Dataset rows describing interfaces
-=-=-
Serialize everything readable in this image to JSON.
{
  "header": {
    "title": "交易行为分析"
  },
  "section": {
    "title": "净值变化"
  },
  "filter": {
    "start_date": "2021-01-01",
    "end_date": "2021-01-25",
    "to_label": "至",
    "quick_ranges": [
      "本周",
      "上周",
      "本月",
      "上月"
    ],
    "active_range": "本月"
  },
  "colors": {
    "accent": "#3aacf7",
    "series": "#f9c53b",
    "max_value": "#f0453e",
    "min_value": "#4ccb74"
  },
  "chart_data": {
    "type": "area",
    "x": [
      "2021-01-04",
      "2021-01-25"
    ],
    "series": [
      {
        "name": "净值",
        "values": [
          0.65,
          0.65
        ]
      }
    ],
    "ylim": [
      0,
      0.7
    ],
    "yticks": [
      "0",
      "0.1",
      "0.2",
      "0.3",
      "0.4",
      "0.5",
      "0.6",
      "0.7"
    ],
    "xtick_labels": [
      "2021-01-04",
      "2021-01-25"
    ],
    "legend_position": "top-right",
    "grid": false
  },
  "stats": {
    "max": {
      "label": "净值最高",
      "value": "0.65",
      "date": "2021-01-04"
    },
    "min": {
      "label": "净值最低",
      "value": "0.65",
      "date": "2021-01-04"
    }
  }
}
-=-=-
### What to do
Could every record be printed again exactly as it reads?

### Task answer
Serialize everything readable in this image to JSON.
{
  "header": {
    "title": "交易行为分析"
  },
  "section": {
    "title": "净值变化"
  },
  "filter": {
    "start_date": "2021-01-01",
    "end_date": "2021-01-25",
    "to_label": "至",
    "quick_ranges": [
      "本周",
      "上周",
      "本月",
      "上月"
    ],
    "active_range": "本月"
  },
  "colors": {
    "accent": "#3aacf7",
    "series": "#f9c53b",
    "max_value": "#f0453e",
    "min_value": "#4ccb74"
  },
  "chart_data": {
    "type": "area",
    "x": [
      "2021-01-04",
      "2021-01-25"
    ],
    "series": [
      {
        "name": "净值",
        "values": [
          0.65,
          0.65
        ]
      }
    ],
    "ylim": [
      0,
      0.7
    ],
    "yticks": [
      "0",
      "0.1",
      "0.2",
      "0.3",
      "0.4",
      "0.5",
      "0.6",
      "0.7"
    ],
    "xtick_labels": [
      "2021-01-04",
      "2021-01-25"
    ],
    "legend_position": "top-right",
    "grid": false
  },
  "stats": {
    "max": {
      "label": "净值最高",
      "value": "0.65",
      "date": "2021-01-04"
    },
    "min": {
      "label": "净值最低",
      "value": "0.65",
      "date": "2021-01-04"
    }
  }
}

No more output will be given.